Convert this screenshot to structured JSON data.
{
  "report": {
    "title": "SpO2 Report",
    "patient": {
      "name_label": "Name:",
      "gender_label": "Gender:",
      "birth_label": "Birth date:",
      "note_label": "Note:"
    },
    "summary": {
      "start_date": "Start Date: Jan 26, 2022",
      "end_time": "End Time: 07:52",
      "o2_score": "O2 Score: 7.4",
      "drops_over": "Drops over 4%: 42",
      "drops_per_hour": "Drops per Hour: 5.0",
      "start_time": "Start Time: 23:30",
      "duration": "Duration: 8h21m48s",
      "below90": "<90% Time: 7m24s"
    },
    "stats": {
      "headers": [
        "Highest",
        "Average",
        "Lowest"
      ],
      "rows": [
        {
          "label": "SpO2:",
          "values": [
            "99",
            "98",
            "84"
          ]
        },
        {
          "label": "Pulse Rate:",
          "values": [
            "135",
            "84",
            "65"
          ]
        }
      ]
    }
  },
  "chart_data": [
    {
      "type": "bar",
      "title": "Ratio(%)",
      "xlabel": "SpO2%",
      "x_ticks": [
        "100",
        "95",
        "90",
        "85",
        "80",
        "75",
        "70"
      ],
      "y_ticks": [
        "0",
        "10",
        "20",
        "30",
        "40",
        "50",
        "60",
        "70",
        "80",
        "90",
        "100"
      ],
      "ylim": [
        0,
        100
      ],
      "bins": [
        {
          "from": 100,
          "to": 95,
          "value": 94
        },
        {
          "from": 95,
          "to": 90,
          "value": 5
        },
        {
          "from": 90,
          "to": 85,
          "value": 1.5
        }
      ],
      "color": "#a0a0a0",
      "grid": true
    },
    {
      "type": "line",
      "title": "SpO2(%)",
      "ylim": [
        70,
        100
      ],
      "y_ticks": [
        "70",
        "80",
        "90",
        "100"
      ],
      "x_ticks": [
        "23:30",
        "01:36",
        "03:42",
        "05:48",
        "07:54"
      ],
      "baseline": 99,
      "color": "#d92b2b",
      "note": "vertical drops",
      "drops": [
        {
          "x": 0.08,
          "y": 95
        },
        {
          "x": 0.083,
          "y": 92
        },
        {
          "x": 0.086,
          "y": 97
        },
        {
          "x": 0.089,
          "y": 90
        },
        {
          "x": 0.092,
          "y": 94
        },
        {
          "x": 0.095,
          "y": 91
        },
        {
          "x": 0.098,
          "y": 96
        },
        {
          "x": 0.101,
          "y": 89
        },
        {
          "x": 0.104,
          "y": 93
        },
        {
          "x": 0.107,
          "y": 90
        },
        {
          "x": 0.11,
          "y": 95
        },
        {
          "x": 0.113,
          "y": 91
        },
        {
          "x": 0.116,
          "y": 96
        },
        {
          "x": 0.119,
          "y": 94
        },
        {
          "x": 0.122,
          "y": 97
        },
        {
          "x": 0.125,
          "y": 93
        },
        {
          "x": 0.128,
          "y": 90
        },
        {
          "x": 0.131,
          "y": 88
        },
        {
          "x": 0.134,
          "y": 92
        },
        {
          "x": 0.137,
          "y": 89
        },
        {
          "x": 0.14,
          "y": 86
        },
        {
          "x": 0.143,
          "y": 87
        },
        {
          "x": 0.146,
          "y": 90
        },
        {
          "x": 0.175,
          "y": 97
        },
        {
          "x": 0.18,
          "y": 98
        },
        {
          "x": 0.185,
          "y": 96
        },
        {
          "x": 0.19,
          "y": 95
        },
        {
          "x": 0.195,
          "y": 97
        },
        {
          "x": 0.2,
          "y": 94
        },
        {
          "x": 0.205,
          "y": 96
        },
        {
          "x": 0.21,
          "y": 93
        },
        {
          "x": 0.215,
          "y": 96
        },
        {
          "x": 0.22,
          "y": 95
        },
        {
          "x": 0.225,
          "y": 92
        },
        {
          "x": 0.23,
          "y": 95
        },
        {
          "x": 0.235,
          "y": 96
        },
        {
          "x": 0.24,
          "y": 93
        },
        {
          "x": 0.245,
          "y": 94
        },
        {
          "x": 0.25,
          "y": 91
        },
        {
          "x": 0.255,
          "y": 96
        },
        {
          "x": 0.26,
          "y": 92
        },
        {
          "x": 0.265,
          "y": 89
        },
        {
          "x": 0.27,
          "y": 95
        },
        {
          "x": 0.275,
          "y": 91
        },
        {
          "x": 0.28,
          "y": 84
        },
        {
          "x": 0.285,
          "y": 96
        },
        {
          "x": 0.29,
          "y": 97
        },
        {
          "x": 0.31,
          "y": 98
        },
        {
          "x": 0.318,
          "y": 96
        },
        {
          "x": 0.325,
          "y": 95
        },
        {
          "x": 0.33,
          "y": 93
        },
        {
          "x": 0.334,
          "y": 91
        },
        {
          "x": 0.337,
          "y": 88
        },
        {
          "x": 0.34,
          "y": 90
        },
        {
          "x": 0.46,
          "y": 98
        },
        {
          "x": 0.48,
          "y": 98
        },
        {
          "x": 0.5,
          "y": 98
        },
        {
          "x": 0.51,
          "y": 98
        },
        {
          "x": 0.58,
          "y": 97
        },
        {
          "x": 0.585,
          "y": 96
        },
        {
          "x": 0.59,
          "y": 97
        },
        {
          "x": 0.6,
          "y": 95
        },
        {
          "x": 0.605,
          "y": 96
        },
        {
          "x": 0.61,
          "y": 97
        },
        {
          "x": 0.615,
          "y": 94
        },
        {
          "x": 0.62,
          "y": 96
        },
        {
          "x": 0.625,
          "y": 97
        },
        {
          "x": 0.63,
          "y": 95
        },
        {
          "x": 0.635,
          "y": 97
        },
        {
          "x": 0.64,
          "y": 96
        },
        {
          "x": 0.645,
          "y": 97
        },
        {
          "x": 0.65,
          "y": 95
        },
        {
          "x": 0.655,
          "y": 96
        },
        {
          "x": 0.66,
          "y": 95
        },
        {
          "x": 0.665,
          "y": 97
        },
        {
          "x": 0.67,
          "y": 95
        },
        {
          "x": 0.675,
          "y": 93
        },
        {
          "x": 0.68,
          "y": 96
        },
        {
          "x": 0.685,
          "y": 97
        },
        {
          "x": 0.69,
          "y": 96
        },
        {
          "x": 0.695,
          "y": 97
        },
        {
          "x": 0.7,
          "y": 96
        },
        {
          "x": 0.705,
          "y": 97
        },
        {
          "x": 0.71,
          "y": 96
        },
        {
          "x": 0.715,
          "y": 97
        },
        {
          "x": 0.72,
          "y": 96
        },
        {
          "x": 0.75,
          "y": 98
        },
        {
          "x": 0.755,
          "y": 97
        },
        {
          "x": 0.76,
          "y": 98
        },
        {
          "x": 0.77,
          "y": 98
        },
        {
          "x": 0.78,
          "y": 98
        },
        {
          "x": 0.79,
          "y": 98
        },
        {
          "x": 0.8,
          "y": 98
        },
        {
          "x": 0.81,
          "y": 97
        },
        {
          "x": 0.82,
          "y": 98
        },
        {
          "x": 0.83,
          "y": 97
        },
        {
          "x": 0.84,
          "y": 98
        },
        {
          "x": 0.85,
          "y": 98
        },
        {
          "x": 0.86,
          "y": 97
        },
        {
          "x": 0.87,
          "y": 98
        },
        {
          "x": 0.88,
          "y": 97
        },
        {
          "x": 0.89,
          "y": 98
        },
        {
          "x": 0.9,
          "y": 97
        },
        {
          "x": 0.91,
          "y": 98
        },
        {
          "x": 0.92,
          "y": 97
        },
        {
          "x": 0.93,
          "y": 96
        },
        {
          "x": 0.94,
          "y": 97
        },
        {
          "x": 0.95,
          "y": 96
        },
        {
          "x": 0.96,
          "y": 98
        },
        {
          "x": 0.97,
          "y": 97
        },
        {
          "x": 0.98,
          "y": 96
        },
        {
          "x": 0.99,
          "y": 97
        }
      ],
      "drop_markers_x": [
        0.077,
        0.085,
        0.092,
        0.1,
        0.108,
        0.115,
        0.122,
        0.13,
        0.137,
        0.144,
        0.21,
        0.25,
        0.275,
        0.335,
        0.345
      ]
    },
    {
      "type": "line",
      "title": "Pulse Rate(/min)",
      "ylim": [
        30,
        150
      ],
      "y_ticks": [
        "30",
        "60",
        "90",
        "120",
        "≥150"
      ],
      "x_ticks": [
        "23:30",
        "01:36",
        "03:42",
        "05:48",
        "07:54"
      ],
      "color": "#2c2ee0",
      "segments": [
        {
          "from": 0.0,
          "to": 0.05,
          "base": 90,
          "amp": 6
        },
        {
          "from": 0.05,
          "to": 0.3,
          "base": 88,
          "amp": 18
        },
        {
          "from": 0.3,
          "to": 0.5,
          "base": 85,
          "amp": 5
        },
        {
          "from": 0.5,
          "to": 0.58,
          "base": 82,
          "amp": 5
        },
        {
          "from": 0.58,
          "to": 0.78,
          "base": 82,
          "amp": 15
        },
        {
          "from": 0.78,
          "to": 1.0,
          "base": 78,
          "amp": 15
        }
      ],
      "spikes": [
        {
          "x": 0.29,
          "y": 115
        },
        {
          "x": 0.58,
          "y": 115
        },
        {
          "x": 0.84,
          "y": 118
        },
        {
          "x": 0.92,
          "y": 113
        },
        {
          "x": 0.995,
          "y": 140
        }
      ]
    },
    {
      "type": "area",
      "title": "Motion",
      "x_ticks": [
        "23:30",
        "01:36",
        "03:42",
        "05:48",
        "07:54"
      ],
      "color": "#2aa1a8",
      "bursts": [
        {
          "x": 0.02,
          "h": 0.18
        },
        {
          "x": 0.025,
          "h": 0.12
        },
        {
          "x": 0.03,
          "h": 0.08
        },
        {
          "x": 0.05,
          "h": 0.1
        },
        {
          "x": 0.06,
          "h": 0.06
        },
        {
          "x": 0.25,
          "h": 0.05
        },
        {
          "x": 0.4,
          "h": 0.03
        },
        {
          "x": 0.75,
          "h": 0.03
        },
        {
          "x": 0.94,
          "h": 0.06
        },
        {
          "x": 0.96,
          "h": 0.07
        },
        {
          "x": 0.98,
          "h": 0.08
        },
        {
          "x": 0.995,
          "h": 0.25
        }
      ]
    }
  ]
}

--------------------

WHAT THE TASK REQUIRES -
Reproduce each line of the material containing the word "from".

SOLUTION FOR THIS PROBLEM -
          "from": 100,
          "from": 95,
          "from": 90,
          "from": 0.0,
          "from": 0.05,
          "from": 0.3,
          "from": 0.5,
          "from": 0.58,
          "from": 0.78,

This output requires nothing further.